*** Records for this exercise ***

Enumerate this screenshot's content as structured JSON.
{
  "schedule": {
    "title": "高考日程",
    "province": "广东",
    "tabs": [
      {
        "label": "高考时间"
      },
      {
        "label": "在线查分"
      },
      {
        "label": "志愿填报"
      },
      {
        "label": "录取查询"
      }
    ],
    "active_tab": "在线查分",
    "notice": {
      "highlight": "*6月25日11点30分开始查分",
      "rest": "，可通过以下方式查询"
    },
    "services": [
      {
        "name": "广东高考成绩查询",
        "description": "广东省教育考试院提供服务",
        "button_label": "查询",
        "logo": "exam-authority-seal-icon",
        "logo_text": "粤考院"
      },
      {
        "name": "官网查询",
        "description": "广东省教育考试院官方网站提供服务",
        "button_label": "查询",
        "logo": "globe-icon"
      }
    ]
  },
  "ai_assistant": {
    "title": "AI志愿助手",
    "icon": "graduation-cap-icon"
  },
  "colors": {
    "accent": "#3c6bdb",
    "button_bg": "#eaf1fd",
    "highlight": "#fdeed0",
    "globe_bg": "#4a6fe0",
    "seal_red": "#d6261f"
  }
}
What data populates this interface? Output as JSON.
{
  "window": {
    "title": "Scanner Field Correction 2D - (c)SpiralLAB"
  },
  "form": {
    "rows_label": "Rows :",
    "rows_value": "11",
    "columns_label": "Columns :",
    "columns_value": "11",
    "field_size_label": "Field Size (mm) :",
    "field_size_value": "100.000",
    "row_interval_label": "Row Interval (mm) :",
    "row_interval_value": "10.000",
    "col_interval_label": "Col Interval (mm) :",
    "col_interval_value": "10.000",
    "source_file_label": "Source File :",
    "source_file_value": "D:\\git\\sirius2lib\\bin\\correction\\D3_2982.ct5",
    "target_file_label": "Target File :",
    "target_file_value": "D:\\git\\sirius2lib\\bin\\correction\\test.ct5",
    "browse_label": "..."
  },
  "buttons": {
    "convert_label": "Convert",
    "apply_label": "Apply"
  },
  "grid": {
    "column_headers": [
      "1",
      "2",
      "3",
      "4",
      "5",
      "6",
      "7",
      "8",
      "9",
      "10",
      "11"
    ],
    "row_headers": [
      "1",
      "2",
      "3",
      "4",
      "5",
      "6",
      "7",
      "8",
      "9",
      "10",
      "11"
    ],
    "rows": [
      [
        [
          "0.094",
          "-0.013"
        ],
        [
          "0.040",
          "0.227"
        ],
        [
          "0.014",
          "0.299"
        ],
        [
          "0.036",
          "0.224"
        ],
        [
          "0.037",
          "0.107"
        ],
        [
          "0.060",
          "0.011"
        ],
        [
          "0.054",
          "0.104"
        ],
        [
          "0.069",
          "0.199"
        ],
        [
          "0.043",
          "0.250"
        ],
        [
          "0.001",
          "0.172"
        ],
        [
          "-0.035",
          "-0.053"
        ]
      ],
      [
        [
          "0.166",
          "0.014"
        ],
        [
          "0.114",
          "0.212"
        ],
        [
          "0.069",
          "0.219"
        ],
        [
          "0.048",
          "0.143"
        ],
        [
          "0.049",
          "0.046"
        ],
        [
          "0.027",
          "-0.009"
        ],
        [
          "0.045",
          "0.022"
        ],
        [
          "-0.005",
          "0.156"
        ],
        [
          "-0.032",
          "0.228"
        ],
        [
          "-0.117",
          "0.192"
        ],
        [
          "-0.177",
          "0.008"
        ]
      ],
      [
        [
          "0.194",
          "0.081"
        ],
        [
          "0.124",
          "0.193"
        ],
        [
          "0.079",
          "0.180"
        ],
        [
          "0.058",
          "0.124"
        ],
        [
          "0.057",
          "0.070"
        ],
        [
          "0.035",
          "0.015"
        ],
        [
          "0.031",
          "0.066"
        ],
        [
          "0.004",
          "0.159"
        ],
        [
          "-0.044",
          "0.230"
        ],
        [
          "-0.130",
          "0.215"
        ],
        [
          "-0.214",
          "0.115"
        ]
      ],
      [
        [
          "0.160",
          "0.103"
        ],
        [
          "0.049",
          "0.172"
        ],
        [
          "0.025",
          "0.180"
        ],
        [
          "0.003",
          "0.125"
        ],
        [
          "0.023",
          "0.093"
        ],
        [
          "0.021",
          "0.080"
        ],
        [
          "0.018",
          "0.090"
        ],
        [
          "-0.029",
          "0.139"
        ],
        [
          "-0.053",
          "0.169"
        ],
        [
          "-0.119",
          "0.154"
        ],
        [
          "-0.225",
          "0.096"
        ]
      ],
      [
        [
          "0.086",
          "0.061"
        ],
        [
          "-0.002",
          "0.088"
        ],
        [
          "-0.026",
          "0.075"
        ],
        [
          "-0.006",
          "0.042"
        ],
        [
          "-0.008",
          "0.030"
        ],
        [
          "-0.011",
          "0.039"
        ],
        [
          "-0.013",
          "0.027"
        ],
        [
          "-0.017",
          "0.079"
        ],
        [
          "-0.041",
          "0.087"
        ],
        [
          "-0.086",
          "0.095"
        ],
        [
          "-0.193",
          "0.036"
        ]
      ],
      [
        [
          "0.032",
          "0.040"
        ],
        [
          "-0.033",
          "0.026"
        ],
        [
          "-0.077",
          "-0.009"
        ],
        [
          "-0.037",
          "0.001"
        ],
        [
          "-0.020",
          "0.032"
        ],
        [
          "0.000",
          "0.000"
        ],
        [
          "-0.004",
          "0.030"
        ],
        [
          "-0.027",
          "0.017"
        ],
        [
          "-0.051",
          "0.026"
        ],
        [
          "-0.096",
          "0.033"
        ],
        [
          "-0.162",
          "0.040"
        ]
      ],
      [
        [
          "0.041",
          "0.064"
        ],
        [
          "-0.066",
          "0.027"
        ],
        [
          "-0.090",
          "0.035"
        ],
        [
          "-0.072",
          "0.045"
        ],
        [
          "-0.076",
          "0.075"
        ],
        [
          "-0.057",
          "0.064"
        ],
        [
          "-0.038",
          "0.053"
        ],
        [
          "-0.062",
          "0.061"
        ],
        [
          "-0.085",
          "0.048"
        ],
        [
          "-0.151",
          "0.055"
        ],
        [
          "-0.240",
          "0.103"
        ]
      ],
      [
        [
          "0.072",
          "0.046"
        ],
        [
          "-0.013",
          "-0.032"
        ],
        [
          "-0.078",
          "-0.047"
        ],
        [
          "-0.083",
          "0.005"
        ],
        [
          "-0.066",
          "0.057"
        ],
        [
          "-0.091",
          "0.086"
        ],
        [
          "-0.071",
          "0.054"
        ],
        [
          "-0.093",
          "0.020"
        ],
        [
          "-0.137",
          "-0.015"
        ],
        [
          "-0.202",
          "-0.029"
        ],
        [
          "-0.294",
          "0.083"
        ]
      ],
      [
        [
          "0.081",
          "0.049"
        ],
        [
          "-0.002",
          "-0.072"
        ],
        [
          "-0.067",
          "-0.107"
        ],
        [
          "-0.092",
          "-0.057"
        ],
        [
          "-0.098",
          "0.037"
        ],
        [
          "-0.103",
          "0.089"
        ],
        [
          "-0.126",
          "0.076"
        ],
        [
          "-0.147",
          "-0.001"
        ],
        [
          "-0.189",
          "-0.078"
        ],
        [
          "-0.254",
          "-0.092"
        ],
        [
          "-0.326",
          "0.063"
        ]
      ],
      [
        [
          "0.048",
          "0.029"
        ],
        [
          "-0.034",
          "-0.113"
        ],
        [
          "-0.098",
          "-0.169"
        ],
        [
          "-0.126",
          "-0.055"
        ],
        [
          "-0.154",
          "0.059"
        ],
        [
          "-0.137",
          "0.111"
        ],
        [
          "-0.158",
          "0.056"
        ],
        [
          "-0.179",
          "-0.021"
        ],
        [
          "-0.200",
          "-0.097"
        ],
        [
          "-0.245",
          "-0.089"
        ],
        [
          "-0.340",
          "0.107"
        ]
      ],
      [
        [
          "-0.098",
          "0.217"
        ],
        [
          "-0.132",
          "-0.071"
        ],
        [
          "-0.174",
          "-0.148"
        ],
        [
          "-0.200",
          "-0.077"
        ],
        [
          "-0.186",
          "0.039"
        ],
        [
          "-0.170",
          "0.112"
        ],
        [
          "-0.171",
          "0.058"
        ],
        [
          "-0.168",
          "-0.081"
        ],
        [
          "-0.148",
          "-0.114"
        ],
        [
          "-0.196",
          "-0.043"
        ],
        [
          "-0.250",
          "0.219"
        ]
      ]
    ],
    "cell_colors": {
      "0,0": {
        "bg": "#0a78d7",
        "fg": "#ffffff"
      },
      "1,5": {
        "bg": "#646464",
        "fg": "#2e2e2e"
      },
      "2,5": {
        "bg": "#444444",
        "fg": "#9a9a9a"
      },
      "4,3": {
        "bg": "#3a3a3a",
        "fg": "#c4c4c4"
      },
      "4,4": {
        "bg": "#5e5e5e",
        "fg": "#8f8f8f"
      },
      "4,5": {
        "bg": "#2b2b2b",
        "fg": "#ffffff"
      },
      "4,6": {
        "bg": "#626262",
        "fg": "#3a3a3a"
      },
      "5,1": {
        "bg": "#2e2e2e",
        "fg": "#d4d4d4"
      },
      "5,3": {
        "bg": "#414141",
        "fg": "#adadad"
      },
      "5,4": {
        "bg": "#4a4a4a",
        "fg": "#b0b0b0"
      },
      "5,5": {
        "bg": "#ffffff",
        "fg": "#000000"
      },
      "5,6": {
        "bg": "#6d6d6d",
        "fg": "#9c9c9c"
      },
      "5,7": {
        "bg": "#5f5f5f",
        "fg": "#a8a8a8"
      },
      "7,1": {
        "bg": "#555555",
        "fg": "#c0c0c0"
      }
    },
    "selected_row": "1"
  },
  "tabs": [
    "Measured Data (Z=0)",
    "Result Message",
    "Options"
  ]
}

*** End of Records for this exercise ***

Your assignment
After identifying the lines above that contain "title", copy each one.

Response to this task
    "title": "高考日程",
    "title": "AI志愿助手",
    "title": "Scanner Field Correction 2D - (c)SpiralLAB"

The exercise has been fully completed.